**Task requirements**
Below are some records. Copy every line in them that holds "setup".

Data to process Block Start

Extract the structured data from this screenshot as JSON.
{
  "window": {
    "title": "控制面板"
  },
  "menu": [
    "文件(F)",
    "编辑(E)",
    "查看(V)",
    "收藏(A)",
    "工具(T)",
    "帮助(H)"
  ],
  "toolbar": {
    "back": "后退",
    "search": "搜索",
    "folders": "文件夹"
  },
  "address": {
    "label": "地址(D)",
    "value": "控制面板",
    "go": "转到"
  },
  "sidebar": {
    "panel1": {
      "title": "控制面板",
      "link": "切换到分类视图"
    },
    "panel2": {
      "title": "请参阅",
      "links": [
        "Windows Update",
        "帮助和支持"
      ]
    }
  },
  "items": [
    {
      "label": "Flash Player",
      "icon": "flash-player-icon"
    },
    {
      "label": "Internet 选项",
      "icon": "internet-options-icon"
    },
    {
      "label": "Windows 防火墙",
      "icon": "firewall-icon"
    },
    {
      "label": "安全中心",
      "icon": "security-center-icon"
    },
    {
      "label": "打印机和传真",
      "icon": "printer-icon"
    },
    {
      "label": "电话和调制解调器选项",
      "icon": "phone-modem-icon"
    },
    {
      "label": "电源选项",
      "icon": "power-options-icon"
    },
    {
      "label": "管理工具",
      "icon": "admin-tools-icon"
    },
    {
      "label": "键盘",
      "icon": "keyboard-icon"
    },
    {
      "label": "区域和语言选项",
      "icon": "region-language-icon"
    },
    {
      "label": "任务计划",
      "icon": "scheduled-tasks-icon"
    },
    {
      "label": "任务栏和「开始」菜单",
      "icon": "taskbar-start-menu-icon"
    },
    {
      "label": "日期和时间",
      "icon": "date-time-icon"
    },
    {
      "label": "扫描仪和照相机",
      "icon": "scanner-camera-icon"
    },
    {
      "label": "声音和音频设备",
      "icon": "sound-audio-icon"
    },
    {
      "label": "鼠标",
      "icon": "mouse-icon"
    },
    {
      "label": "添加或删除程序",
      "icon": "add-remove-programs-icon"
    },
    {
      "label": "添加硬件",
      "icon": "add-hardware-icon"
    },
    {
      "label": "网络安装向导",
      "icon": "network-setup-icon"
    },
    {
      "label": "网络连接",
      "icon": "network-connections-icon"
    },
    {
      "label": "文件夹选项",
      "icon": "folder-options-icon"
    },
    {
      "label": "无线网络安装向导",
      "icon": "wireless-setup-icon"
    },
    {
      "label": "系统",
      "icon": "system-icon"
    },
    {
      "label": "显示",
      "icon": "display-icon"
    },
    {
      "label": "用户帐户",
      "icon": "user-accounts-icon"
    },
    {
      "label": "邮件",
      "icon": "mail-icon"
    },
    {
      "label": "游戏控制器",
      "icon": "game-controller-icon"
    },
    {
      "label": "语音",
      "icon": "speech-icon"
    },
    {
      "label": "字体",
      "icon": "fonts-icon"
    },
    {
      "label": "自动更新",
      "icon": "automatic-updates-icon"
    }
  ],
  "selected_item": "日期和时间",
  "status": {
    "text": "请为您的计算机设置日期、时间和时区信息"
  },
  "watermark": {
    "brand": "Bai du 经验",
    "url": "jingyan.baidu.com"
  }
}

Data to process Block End

**Answer to this exercise**
      "icon": "network-setup-icon"
      "icon": "wireless-setup-icon"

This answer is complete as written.